Here are our ten top tips:
1. Don’t Leave it until the last minute!
Do it at least 2 weeks in advance and allocate enough time to do it thoroughly, it can take a substantial amount of time and effort and this cannot be underestimated!
Minimum 2-3 full days to get application finalised. Try and make it creative by using imagery, video snaps, quotes etc.
Speak to others who were shortlisted or judges as they will give you a good steer and share it with others once it is finalised, to get their views and constructive feedback.
If you are shortlisted and have to present to the HPMA Judging Panel in London, this will also take another approximately 2 days to prepare presentation and try and do mock runs with someone who knows nothing about your presentation. You only get 15 mins to present which is strictly marked in terms of time, and then there is a further 15 mins of questions from the panel so focus on both the preparation of the presentation but think about potential questions you could get asked by the judging panel.
2. Tell a story
The judges want to be gripped by what you do and how you achieved it and let your passion shine through! Make sure to focus on the questions and that your responses answer the questions asked. E.g. if you are asked to evaluate performance, focus on qualitative and quantitative data e.g. numbers and stories/quotes from people are very powerful.
3. Select the category with care
Think carefully about which category to enter and make sure your submission meets all the criteria in the category.
4. Sell what you do!
Having been to a few HPMA & CIPD award nights and hearing the other submissions from other HSC organisations, we don’t sell what we do in Northern Ireland enough, so even if you think your project is small or not worthy, it might well be something that other organisations haven’t thought about and would learn from, so be confident and submit it! Make sure you have strong evaluation results and share this and explain simply what the issue was and how you solved it etc.
5. Follow the rules & Word Count
The entry form sets out the questions you must answer and the word limits for each section.
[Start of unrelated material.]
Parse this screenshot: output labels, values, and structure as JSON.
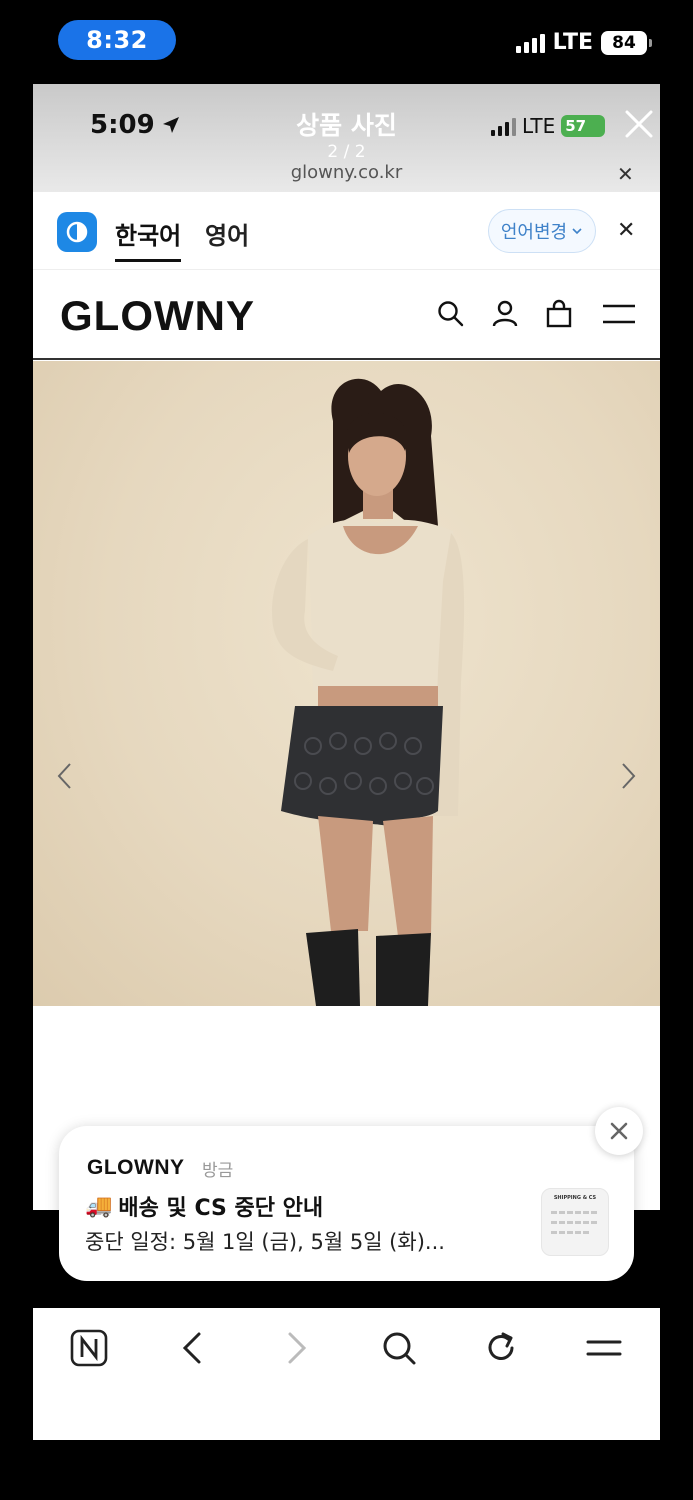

You should be explicit in answering the questions and not assume that the judges will spot an implicit point.
Word count is very challenging and please do not exceed the word limits as you may be excluded! It can take a lot of time and rejigging to shed ‘excess’ words.
There is a definite skill in being able to say what you want simply without using superfluous language and this is why it is good to share it with someone who is skilled at ‘carving’ the information and ensuring only what you want to come across is left.
Don’t share it with too many people as you may not have the time for lots of feedback and to make lots of corrections.
6. Evidence and Shared Learning
Judges like evidence – research findings, data and anecdotal evidence. The trick is not to overwhelm your narrative with figures and references. Make sure the outcomes are accurately reflected so be very clear on what your objectives were at the start and what you achieved and lessons learnt for sharing in the future.
7. Impact on patient & client care
That’s what it is all about so be explicit about how your innovations in HR impacts on patient and client care. You may think it’s obvious but the judge may needs to tick a box to award you the point, so spell it out. If you can include patient/client/manager feedback, so much the better and show the clear link between HR and the service and the value you brought.
8. Team effort
One of the common factors running through all winning projects is clear evidence of teamwork and leadership. Describe who is in the team and what they contributed to the project. Don’t undervalue leadership – articulate your vision, how you overcame obstacles, surmounted barriers and learnt from the experience.
If applying for the HPMA HR Team of the Year category, try and show how it was a full team effort and the parts various people played.
9. Clear language
Remember the rules of good writing – short words, short sentences, accurate spelling, active verbs.
Use strong superlatives e.g. outstanding, innovative, passionate, momentous etc. the stronger the adjectives, the greater the impact it can make. Avoid using negative words and try to put a positive slant on issues, even when there was learning, identifiable issues etc.
Ask someone in the team who is ‘good at English’ to see if they can modify words to get the greater sense of meaning across.
Make your language clear and vivid, avoiding acronyms and local references that others won’t understand. Invite at least two people to read it through to ensure it makes sense and has no ambiguities. Check it carefully before you press the submit button and make sure there are no grammatical errors.
The CIPD website and People Management magazine is a good place to gather ‘buzz words’ commonly being used in HR.
10. Business need
Your vision needs to coincide with the Trust’s vision, values and themes and link clearly to the business/service need. Your entry needs to be in context; you need to show how what you have done has contributed to our organisation’s goals and objectives and how this is measured.
Some information adopted from HPMA Awards Top 10 Tips and also from personal feedback from those in HPMA NI shortlisted in 2016.